=== Work instruction ===
Your reproduction of the entries should be exact and should contain no pictures.

──────── Data supplied

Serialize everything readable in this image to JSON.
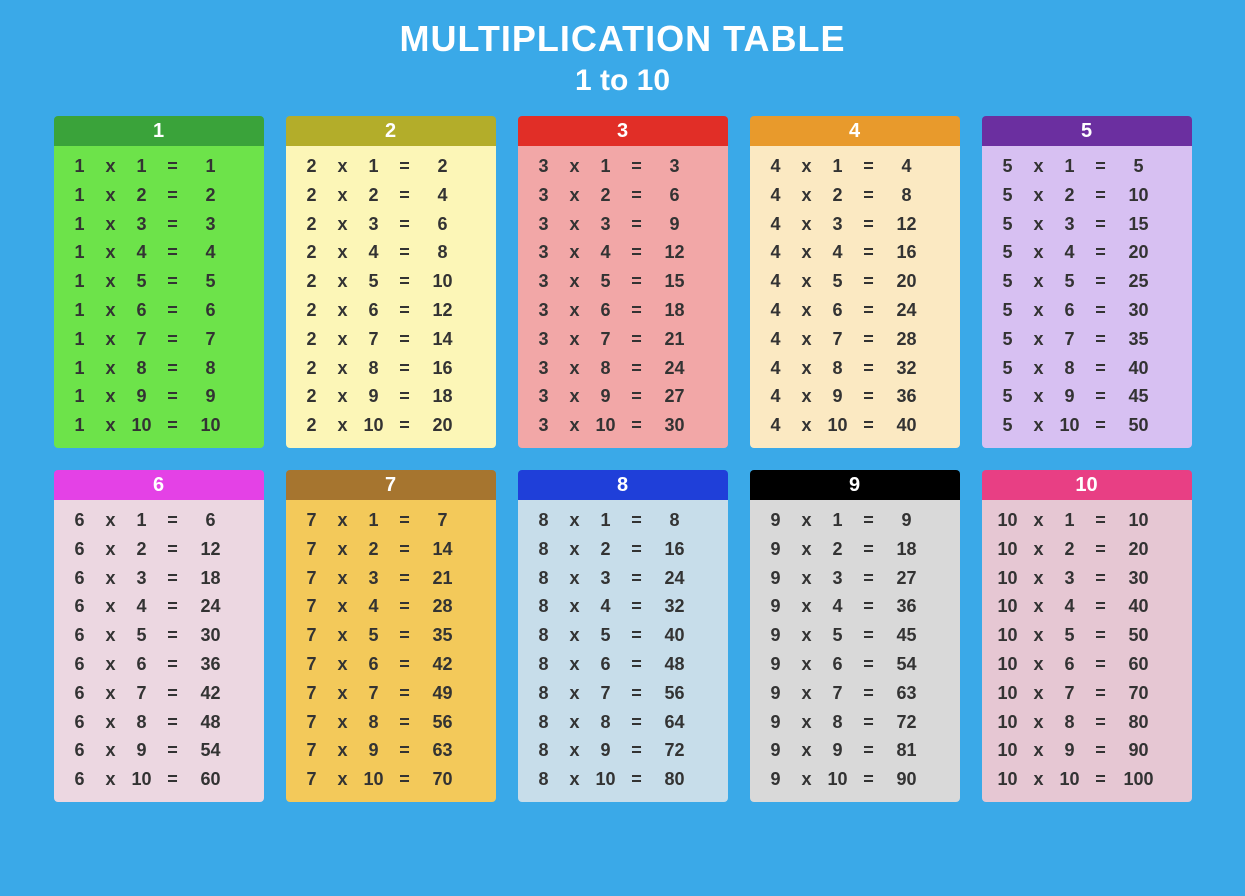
{
  "title": "MULTIPLICATION TABLE",
  "subtitle": "1 to 10",
  "symbols": {
    "times": "x",
    "equals": "="
  },
  "tables": [
    {
      "n": 1,
      "headerColor": "#3aa33a",
      "bodyColor": "#6de34a"
    },
    {
      "n": 2,
      "headerColor": "#b3ad2a",
      "bodyColor": "#fcf6b7"
    },
    {
      "n": 3,
      "headerColor": "#e12e27",
      "bodyColor": "#f2a7a7"
    },
    {
      "n": 4,
      "headerColor": "#e89a2c",
      "bodyColor": "#fbe9c2"
    },
    {
      "n": 5,
      "headerColor": "#6b2fa0",
      "bodyColor": "#d7c0f2"
    },
    {
      "n": 6,
      "headerColor": "#e441e6",
      "bodyColor": "#ecd7e1"
    },
    {
      "n": 7,
      "headerColor": "#a6752f",
      "bodyColor": "#f3c95a"
    },
    {
      "n": 8,
      "headerColor": "#1f3fd9",
      "bodyColor": "#c7ddea"
    },
    {
      "n": 9,
      "headerColor": "#000000",
      "bodyColor": "#d9d9d9"
    },
    {
      "n": 10,
      "headerColor": "#e83f84",
      "bodyColor": "#e6c7d3"
    }
  ],
  "multipliers": [
    1,
    2,
    3,
    4,
    5,
    6,
    7,
    8,
    9,
    10
  ]
}
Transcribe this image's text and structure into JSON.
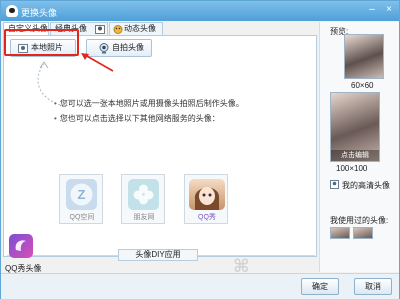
{
  "window": {
    "title": "更换头像"
  },
  "tabs": [
    {
      "label": "自定义头像"
    },
    {
      "label": "经典头像"
    },
    {
      "label": "动态头像"
    }
  ],
  "buttons": {
    "local_photo": "本地照片",
    "self_photo": "自拍头像"
  },
  "hints": [
    "您可以选一张本地照片或用摄像头拍照后制作头像。",
    "您也可以点击选择以下其他网络服务的头像："
  ],
  "services": [
    {
      "label": "QQ空间",
      "icon": "qzone-icon",
      "color": "#6fa9d4"
    },
    {
      "label": "朋友网",
      "icon": "pengyou-icon",
      "color": "#63b7c8"
    },
    {
      "label": "QQ秀",
      "icon": "qqshow-icon",
      "color": "#c9a37b"
    }
  ],
  "diy_tab": "头像DIY应用",
  "qqshow_avatar": {
    "label": "QQ秀头像"
  },
  "preview": {
    "title": "预览:",
    "small_size": "60×60",
    "large_overlay": "点击编辑",
    "large_size": "100×100",
    "hd_label": "我的高清头像",
    "used_label": "我使用过的头像:"
  },
  "footer": {
    "ok": "确定",
    "cancel": "取消"
  }
}
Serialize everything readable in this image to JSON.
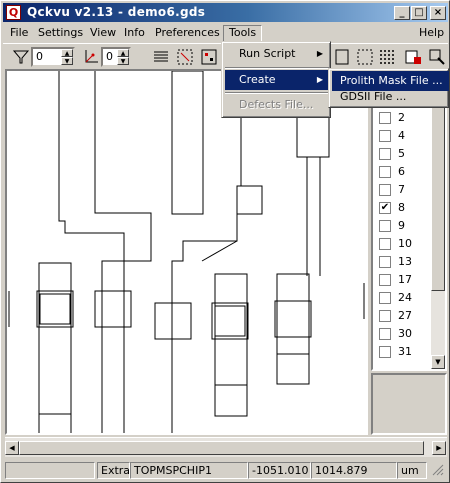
{
  "window": {
    "title": "Qckvu v2.13 - demo6.gds"
  },
  "menubar": [
    "File",
    "Settings",
    "View",
    "Info",
    "Preferences",
    "Tools",
    "Help"
  ],
  "toolbar": {
    "spin1_value": "0",
    "spin2_value": "0"
  },
  "tools_menu": {
    "items": [
      "Run Script",
      "Create",
      "Defects File..."
    ],
    "create_submenu": [
      "Prolith Mask File ...",
      "GDSII File ..."
    ]
  },
  "layers": [
    {
      "label": "2",
      "checked": false
    },
    {
      "label": "4",
      "checked": false
    },
    {
      "label": "5",
      "checked": false
    },
    {
      "label": "6",
      "checked": false
    },
    {
      "label": "7",
      "checked": false
    },
    {
      "label": "8",
      "checked": true
    },
    {
      "label": "9",
      "checked": false
    },
    {
      "label": "10",
      "checked": false
    },
    {
      "label": "13",
      "checked": false
    },
    {
      "label": "17",
      "checked": false
    },
    {
      "label": "24",
      "checked": false
    },
    {
      "label": "27",
      "checked": false
    },
    {
      "label": "30",
      "checked": false
    },
    {
      "label": "31",
      "checked": false
    }
  ],
  "status": {
    "mode": "Extra",
    "cell": "TOPMSPCHIP1",
    "x_coord": "-1051.010",
    "y_coord": "1014.879",
    "units": "um"
  },
  "colors": {
    "titlebar_start": "#0a246a",
    "titlebar_end": "#a6caf0",
    "highlight": "#0a246a"
  }
}
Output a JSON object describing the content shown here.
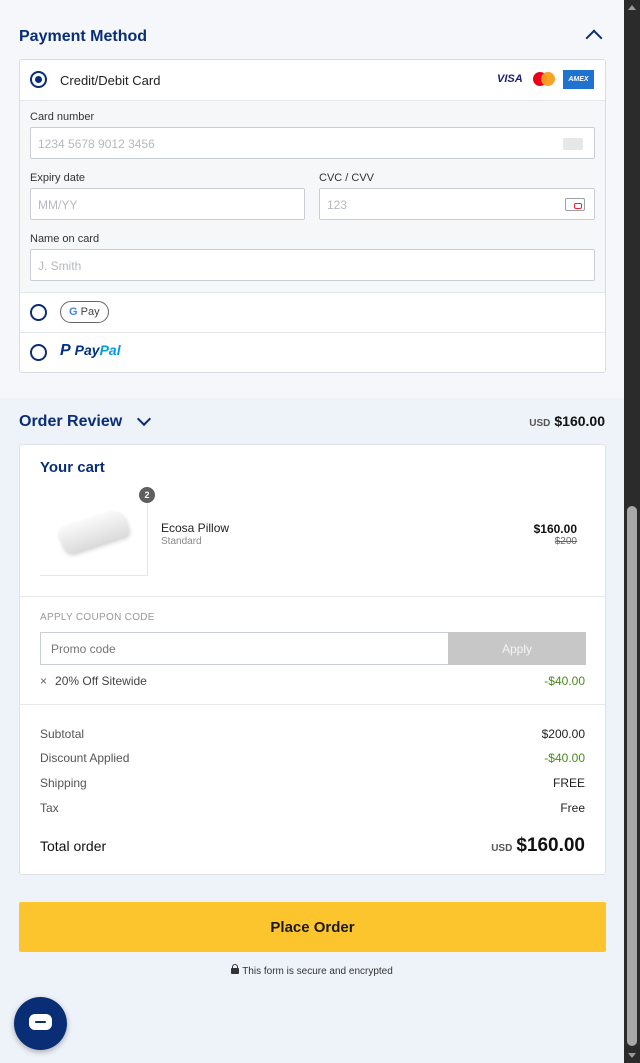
{
  "payment": {
    "title": "Payment Method",
    "card_option_label": "Credit/Debit Card",
    "card_logos": {
      "visa": "VISA",
      "amex": "AMEX"
    },
    "fields": {
      "card_number": {
        "label": "Card number",
        "placeholder": "1234 5678 9012 3456"
      },
      "expiry": {
        "label": "Expiry date",
        "placeholder": "MM/YY"
      },
      "cvc": {
        "label": "CVC / CVV",
        "placeholder": "123"
      },
      "name": {
        "label": "Name on card",
        "placeholder": "J. Smith"
      }
    },
    "gpay_label": {
      "g": "G",
      "pay": "Pay"
    },
    "paypal_label": {
      "p": "P",
      "pay": "Pay",
      "pal": "Pal"
    }
  },
  "review": {
    "title": "Order Review",
    "currency": "USD",
    "total": "$160.00"
  },
  "cart": {
    "title": "Your cart",
    "items": [
      {
        "qty": "2",
        "name": "Ecosa Pillow",
        "variant": "Standard",
        "price": "$160.00",
        "original_price": "$200"
      }
    ],
    "coupon": {
      "label": "APPLY COUPON CODE",
      "placeholder": "Promo code",
      "apply_label": "Apply",
      "applied": {
        "remove": "×",
        "name": "20% Off Sitewide",
        "amount": "-$40.00"
      }
    },
    "summary": {
      "subtotal_label": "Subtotal",
      "subtotal": "$200.00",
      "discount_label": "Discount Applied",
      "discount": "-$40.00",
      "shipping_label": "Shipping",
      "shipping": "FREE",
      "tax_label": "Tax",
      "tax": "Free"
    },
    "total": {
      "label": "Total order",
      "currency": "USD",
      "value": "$160.00"
    }
  },
  "actions": {
    "place_order": "Place Order",
    "secure_note": "This form is secure and encrypted"
  },
  "colors": {
    "brand": "#0a2e76",
    "cta": "#fdc52d",
    "discount": "#4a8a1c"
  }
}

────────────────

=== Solved problem ===
Serialize everything readable in this image to JSON.
{
  "title": "MULTIPLICATION TABLE",
  "subtitle": "1 to 10",
  "symbols": {
    "times": "x",
    "equals": "="
  },
  "tables": [
    {
      "n": 1,
      "headerColor": "#3aa33a",
      "bodyColor": "#6de34a"
    },
    {
      "n": 2,
      "headerColor": "#b3ad2a",
      "bodyColor": "#fcf6b7"
    },
    {
      "n": 3,
      "headerColor": "#e12e27",
      "bodyColor": "#f2a7a7"
    },
    {
      "n": 4,
      "headerColor": "#e89a2c",
      "bodyColor": "#fbe9c2"
    },
    {
      "n": 5,
      "headerColor": "#6b2fa0",
      "bodyColor": "#d7c0f2"
    },
    {
      "n": 6,
      "headerColor": "#e441e6",
      "bodyColor": "#ecd7e1"
    },
    {
      "n": 7,
      "headerColor": "#a6752f",
      "bodyColor": "#f3c95a"
    },
    {
      "n": 8,
      "headerColor": "#1f3fd9",
      "bodyColor": "#c7ddea"
    },
    {
      "n": 9,
      "headerColor": "#000000",
      "bodyColor": "#d9d9d9"
    },
    {
      "n": 10,
      "headerColor": "#e83f84",
      "bodyColor": "#e6c7d3"
    }
  ],
  "multipliers": [
    1,
    2,
    3,
    4,
    5,
    6,
    7,
    8,
    9,
    10
  ]
}
Transcribe this image's text and structure into JSON.
{
  "window": {
    "title": "更换头像"
  },
  "tabs": [
    {
      "label": "自定义头像"
    },
    {
      "label": "经典头像"
    },
    {
      "label": "动态头像"
    }
  ],
  "buttons": {
    "local_photo": "本地照片",
    "self_photo": "自拍头像"
  },
  "hints": [
    "您可以选一张本地照片或用摄像头拍照后制作头像。",
    "您也可以点击选择以下其他网络服务的头像："
  ],
  "services": [
    {
      "label": "QQ空间",
      "icon": "qzone-icon",
      "color": "#6fa9d4"
    },
    {
      "label": "朋友网",
      "icon": "pengyou-icon",
      "color": "#63b7c8"
    },
    {
      "label": "QQ秀",
      "icon": "qqshow-icon",
      "color": "#c9a37b"
    }
  ],
  "diy_tab": "头像DIY应用",
  "qqshow_avatar": {
    "label": "QQ秀头像"
  },
  "preview": {
    "title": "预览:",
    "small_size": "60×60",
    "large_overlay": "点击编辑",
    "large_size": "100×100",
    "hd_label": "我的高清头像",
    "used_label": "我使用过的头像:"
  },
  "footer": {
    "ok": "确定",
    "cancel": "取消"
  }
}
Serialize everything readable in this image to JSON.
{
  "window": {
    "title": "Qckvu v2.13 - demo6.gds"
  },
  "menubar": [
    "File",
    "Settings",
    "View",
    "Info",
    "Preferences",
    "Tools",
    "Help"
  ],
  "toolbar": {
    "spin1_value": "0",
    "spin2_value": "0"
  },
  "tools_menu": {
    "items": [
      "Run Script",
      "Create",
      "Defects File..."
    ],
    "create_submenu": [
      "Prolith Mask File ...",
      "GDSII File ..."
    ]
  },
  "layers": [
    {
      "label": "2",
      "checked": false
    },
    {
      "label": "4",
      "checked": false
    },
    {
      "label": "5",
      "checked": false
    },
    {
      "label": "6",
      "checked": false
    },
    {
      "label": "7",
      "checked": false
    },
    {
      "label": "8",
      "checked": true
    },
    {
      "label": "9",
      "checked": false
    },
    {
      "label": "10",
      "checked": false
    },
    {
      "label": "13",
      "checked": false
    },
    {
      "label": "17",
      "checked": false
    },
    {
      "label": "24",
      "checked": false
    },
    {
      "label": "27",
      "checked": false
    },
    {
      "label": "30",
      "checked": false
    },
    {
      "label": "31",
      "checked": false
    }
  ],
  "status": {
    "mode": "Extra",
    "cell": "TOPMSPCHIP1",
    "x_coord": "-1051.010",
    "y_coord": "1014.879",
    "units": "um"
  },
  "colors": {
    "titlebar_start": "#0a246a",
    "titlebar_end": "#a6caf0",
    "highlight": "#0a246a"
  }
}
Output a JSON object describing the content shown here.
{
  "payment": {
    "title": "Payment Method",
    "card_option_label": "Credit/Debit Card",
    "card_logos": {
      "visa": "VISA",
      "amex": "AMEX"
    },
    "fields": {
      "card_number": {
        "label": "Card number",
        "placeholder": "1234 5678 9012 3456"
      },
      "expiry": {
        "label": "Expiry date",
        "placeholder": "MM/YY"
      },
      "cvc": {
        "label": "CVC / CVV",
        "placeholder": "123"
      },
      "name": {
        "label": "Name on card",
        "placeholder": "J. Smith"
      }
    },
    "gpay_label": {
      "g": "G",
      "pay": "Pay"
    },
    "paypal_label": {
      "p": "P",
      "pay": "Pay",
      "pal": "Pal"
    }
  },
  "review": {
    "title": "Order Review",
    "currency": "USD",
    "total": "$160.00"
  },
  "cart": {
    "title": "Your cart",
    "items": [
      {
        "qty": "2",
        "name": "Ecosa Pillow",
        "variant": "Standard",
        "price": "$160.00",
        "original_price": "$200"
      }
    ],
    "coupon": {
      "label": "APPLY COUPON CODE",
      "placeholder": "Promo code",
      "apply_label": "Apply",
      "applied": {
        "remove": "×",
        "name": "20% Off Sitewide",
        "amount": "-$40.00"
      }
    },
    "summary": {
      "subtotal_label": "Subtotal",
      "subtotal": "$200.00",
      "discount_label": "Discount Applied",
      "discount": "-$40.00",
      "shipping_label": "Shipping",
      "shipping": "FREE",
      "tax_label": "Tax",
      "tax": "Free"
    },
    "total": {
      "label": "Total order",
      "currency": "USD",
      "value": "$160.00"
    }
  },
  "actions": {
    "place_order": "Place Order",
    "secure_note": "This form is secure and encrypted"
  },
  "colors": {
    "brand": "#0a2e76",
    "cta": "#fdc52d",
    "discount": "#4a8a1c"
  }
}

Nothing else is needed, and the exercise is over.